Uefa is set to end years of opposition to goal-line technology and have systems in place for Euro 2016 and next season’s Champions League and Europa League.
Michel Platini, the Uefa president who is currently suspended from all football-related activities, has always been strongly opposed to goal-line technology but, in his absence, the organisation has paved the way for its introduction.
Uefa’s executive committee, meeting in Paris, has also set out the plan that will be necessary to elect a new president on 3 May, with Platini looking certain to no longer be in the role.
Uefa’s general secretary Gianni Infantino said: “In terms of goal-line technology and its use in the future, the final decision will be made in January but the executive committee was pretty positive in its mindset.
“If it happens for Euro 2016 then it will also happen for the club competitions for next season, the Champions League and Europa League.
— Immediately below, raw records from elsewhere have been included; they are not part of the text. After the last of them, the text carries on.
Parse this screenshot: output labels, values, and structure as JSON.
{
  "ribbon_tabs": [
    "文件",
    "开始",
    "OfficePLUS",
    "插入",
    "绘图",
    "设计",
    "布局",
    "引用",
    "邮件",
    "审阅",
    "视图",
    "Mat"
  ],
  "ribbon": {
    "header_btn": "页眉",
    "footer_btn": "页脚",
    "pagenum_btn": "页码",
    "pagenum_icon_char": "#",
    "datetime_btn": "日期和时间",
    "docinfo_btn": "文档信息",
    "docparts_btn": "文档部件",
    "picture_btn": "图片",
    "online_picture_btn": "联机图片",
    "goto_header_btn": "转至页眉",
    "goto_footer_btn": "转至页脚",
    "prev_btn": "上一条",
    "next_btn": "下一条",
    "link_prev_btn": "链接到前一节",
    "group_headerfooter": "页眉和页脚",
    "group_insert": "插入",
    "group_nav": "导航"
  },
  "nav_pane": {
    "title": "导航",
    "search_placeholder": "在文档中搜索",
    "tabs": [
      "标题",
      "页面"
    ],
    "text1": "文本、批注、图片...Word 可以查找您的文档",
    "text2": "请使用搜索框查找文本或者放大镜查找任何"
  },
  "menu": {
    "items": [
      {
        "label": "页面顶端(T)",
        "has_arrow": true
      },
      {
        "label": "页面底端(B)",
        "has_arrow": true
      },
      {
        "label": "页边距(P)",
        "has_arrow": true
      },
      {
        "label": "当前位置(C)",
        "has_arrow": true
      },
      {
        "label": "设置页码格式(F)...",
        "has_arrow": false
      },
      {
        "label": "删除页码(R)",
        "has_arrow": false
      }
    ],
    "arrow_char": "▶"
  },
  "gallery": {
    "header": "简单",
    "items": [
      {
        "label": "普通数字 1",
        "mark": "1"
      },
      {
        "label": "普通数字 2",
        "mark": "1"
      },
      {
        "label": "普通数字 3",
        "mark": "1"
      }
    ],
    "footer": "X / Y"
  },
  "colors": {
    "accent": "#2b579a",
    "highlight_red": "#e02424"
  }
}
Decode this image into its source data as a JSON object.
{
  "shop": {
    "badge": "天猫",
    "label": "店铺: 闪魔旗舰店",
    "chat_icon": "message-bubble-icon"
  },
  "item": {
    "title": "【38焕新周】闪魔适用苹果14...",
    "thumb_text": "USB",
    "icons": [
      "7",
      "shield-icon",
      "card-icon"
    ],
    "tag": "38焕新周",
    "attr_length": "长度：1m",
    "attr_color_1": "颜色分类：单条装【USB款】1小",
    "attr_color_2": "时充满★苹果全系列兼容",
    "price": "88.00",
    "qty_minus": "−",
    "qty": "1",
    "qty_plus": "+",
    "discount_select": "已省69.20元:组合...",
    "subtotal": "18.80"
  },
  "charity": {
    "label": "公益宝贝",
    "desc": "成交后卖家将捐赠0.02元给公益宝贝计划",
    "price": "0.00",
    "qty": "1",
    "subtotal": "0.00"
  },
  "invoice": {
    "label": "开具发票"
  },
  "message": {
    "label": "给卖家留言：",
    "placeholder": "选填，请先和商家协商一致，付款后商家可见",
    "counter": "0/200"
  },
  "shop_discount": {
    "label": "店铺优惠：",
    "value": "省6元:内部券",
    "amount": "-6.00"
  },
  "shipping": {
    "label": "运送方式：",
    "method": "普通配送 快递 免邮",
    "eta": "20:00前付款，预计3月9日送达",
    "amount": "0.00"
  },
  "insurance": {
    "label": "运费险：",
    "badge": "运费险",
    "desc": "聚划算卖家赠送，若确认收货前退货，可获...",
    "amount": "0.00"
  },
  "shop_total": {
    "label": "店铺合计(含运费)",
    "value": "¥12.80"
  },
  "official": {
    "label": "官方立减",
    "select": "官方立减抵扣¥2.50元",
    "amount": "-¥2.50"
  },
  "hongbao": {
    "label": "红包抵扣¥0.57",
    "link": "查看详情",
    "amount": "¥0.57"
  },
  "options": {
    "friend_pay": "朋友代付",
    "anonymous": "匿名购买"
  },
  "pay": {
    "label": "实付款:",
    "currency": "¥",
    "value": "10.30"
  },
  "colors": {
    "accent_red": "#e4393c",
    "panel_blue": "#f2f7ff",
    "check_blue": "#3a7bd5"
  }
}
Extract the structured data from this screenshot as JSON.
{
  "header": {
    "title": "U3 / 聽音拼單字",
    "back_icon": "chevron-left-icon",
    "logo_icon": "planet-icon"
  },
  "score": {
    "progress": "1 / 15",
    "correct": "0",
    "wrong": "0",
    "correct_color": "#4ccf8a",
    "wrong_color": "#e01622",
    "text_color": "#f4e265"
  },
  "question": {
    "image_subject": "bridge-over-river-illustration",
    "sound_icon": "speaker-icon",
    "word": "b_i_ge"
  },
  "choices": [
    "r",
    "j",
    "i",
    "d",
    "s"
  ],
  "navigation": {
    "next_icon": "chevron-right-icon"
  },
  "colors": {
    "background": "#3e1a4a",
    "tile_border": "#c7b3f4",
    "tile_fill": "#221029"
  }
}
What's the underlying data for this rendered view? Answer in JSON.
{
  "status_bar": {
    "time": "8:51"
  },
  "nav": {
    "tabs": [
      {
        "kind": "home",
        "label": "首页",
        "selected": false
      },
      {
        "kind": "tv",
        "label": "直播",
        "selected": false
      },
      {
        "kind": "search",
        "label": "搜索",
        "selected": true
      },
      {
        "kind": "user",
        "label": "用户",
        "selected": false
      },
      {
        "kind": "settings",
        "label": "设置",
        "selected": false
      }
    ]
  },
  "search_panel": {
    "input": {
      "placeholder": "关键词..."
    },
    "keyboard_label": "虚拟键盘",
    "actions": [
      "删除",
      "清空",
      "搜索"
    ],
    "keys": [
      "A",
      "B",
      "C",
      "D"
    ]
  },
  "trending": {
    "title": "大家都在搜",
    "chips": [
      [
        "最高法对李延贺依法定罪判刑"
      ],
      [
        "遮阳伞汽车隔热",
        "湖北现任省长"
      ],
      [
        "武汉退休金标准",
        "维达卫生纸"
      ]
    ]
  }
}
This will be in addition to the five assistants.”
Infantino said Platini himself had suggested it be considered, and the logistics of introducing systems in 80 venues across Europe would now be looked at.
Uefa also announced the prize money for Euro 2016. Each country involved will earn a minimum of £5.8 million and a maximum £19.5m.